LEED is a certification system that ranks a building’s green features on a point system in several areas, including water efficiency, energy and atmosphere, materials and resources and indoor environmental quality.
The OSU Energy Center, which became fully operational in June 2010, replaced a nearly 90-year-old heat plant with failing boilers and serious seismic issues. The new plant is a cogeneration facility that combines heating and electricity generation, allowing OSU to generate nearly half of its electrical needs on site. That approach is calculated to lower the university’s energy costs by around $650,000 a year, not to mention dramatically reducing its carbon footprint.
Larrie Easterly, the university’s engineering manager, said there is a laundry list of features that helped the building gain Platinum LEED status, including the white reflective roof, water-efficient landscaping, the use of recycled building materials and, in turn, recycling a majority of the project’s construction debris.

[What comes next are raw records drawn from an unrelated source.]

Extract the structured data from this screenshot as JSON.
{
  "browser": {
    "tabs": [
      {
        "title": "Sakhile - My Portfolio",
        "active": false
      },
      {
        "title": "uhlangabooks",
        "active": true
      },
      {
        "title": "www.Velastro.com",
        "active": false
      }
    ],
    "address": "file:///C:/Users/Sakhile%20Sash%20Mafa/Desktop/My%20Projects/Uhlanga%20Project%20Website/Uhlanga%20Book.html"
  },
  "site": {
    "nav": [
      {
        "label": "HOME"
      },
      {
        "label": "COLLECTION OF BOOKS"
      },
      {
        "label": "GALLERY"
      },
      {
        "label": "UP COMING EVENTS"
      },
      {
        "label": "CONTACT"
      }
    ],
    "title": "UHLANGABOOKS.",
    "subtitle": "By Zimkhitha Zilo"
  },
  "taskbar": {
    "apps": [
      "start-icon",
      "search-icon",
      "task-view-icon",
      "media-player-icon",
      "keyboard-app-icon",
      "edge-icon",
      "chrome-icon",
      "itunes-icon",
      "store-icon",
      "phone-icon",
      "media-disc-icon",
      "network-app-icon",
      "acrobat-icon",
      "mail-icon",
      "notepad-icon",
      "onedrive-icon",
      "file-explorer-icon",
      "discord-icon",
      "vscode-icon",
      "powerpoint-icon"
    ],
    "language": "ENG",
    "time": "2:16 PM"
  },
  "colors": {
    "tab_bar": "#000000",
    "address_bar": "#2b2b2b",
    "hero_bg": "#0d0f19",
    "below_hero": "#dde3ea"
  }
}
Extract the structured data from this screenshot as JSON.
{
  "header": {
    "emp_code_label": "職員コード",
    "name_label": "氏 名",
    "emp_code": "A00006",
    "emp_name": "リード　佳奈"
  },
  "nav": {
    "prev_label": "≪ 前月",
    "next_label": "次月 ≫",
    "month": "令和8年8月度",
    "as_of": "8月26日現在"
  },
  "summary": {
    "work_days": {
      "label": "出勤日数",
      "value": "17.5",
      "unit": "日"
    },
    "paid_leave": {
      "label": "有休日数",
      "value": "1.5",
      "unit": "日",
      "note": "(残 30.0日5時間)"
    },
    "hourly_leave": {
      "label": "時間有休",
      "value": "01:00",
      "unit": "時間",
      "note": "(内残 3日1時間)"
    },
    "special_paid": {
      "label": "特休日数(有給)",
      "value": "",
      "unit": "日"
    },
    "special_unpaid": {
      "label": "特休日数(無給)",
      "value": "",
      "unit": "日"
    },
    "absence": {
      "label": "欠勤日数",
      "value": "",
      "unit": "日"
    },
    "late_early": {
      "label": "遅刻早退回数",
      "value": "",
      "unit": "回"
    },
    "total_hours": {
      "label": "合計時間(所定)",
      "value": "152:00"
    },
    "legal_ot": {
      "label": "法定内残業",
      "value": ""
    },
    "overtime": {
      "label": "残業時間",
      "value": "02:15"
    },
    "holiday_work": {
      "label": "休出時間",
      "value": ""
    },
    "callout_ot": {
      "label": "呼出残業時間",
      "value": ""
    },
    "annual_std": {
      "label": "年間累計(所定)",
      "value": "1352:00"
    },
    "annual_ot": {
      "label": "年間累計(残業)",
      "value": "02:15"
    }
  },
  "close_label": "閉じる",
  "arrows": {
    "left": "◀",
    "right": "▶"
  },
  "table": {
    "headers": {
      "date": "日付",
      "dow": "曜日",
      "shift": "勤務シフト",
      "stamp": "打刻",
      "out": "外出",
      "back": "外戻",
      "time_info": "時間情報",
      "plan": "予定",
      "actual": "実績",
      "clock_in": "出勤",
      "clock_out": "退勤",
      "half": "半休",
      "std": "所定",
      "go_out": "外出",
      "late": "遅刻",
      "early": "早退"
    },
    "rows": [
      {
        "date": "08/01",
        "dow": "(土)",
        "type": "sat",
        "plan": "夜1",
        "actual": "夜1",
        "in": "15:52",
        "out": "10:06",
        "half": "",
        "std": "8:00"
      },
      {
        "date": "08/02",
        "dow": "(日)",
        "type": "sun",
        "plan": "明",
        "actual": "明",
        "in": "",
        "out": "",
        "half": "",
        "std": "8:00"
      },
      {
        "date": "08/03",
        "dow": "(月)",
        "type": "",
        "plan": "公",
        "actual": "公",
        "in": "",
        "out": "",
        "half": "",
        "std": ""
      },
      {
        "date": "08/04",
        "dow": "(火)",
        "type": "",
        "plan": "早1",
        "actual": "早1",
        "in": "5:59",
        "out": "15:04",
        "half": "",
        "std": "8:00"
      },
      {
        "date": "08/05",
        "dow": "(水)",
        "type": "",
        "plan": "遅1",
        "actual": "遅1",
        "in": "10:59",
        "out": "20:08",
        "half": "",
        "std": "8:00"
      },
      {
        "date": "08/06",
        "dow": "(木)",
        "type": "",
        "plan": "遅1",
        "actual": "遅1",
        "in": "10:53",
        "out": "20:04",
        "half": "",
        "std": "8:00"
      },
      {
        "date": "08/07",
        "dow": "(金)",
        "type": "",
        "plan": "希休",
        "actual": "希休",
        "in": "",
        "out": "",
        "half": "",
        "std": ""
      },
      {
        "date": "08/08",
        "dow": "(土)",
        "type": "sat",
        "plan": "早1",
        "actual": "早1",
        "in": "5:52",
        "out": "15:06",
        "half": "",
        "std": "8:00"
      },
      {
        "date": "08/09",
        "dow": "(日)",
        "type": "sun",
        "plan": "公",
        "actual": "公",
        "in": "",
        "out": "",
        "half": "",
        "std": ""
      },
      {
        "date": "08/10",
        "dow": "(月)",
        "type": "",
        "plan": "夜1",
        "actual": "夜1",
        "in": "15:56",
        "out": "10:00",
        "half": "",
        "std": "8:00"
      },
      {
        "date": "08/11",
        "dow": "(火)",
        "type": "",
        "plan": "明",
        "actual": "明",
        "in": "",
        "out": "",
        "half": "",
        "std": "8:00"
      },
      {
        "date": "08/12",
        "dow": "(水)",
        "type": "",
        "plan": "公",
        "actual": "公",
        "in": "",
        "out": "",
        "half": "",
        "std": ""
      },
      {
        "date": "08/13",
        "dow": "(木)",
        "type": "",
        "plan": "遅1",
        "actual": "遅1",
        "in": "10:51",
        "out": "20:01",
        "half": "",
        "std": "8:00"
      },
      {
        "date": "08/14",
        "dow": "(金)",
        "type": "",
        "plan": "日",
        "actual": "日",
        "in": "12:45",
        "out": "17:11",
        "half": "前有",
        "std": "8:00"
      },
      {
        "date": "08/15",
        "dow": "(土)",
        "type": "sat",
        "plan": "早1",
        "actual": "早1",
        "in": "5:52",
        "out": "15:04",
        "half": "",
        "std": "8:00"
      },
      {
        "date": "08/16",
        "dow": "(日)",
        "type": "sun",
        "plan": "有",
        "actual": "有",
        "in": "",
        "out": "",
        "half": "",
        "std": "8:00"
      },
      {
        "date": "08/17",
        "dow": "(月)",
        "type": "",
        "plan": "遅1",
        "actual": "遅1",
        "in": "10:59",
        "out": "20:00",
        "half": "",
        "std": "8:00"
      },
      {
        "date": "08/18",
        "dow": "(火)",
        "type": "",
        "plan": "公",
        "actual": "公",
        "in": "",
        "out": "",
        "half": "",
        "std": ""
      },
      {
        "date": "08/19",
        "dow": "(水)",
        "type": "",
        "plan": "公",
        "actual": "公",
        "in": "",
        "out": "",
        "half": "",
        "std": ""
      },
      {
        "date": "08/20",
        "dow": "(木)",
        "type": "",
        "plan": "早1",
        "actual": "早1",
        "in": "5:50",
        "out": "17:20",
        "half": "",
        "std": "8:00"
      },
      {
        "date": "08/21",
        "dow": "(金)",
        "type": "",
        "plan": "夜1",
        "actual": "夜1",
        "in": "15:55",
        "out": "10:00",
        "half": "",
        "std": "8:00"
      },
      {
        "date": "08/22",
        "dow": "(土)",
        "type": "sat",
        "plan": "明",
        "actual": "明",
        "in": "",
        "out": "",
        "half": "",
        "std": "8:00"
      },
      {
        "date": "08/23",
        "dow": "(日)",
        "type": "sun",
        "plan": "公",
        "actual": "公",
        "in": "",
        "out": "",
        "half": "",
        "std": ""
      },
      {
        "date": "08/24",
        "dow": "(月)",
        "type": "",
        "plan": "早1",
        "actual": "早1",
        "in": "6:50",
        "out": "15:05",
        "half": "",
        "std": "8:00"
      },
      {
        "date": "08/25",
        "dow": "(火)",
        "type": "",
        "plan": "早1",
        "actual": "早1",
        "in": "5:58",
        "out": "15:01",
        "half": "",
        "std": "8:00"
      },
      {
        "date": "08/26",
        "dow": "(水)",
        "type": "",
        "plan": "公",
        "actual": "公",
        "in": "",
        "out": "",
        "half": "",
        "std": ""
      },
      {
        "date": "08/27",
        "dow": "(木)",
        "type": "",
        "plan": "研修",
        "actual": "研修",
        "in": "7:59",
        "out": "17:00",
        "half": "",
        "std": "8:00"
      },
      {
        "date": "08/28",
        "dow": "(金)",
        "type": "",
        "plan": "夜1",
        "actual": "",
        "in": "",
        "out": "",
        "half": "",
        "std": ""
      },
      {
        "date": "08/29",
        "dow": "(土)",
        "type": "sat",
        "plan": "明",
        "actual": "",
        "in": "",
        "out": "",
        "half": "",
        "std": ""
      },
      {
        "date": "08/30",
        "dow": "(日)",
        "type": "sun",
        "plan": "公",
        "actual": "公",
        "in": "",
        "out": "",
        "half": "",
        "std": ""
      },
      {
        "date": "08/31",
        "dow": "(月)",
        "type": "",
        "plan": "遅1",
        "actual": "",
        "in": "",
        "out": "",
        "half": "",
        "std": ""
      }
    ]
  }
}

Other aspects include a rainwater harvesting system that is used for the boilers, radiant heating, hot water generated by heat recovery from the steam system, natural lighting and ventilation, and building energy use that is 52 percent better than the Oregon building code.
“I’ve worked on this project since day one, which is almost eight years ago,” Easterly said, “and it’s really nice to see something that a lot of people have worked on finally being completed. It’s not often that facilities staff gets to work on a building made for themselves.”
Brandon Trelstad, OSU sustainability coordinator, said the plant uses the waste heat generated when creating electricity at the plant to heat the campus. The plant uses a natural gas-fired turbine and heat recovery steam generator to produce power.
“By co-locating the electricity generation and heat production we gain tremendous efficiencies,” Trelstad said. “And by producing some of our own power we also ease the strain on the Corvallis power grid.”
The plant has a maximum generation capacity of 6.5 megawatts and will produce the equivalent of half the university’s electricity needs annually. It also is expected to reduce CO2 emissions by 38 percent relative to the old plant.
In addition to its heating and energy producing roles, the Energy Center also will be a learning lab for OSU students. Students will be able to mine data from the center and run simulations to learn how energy production works, as well as other projects related to engineering and environmental sciences, including testing alternative bio-energy sources. The plant runs on natural gas with a diesel backup, but it can also run on biodiesel and methane.
Oh Planning + Design and Jacobs Engineering, both of Portland, collaborated on the center. W&H Pacific worked on civil engineering and landscape architecture; PAE Consulting Engineers worked on mechanical, electrical and plumbing; Green Building Services was hired for LEED documentation and certification; Rider, Levett & Bucknall for cost estimating; and Andersen Construction was the construction manager/ general contractor.
The project was funded by a combination of bonds, gifts, grants, energy tax credits and university funds. Some of the bond money will be repaid through energy savings.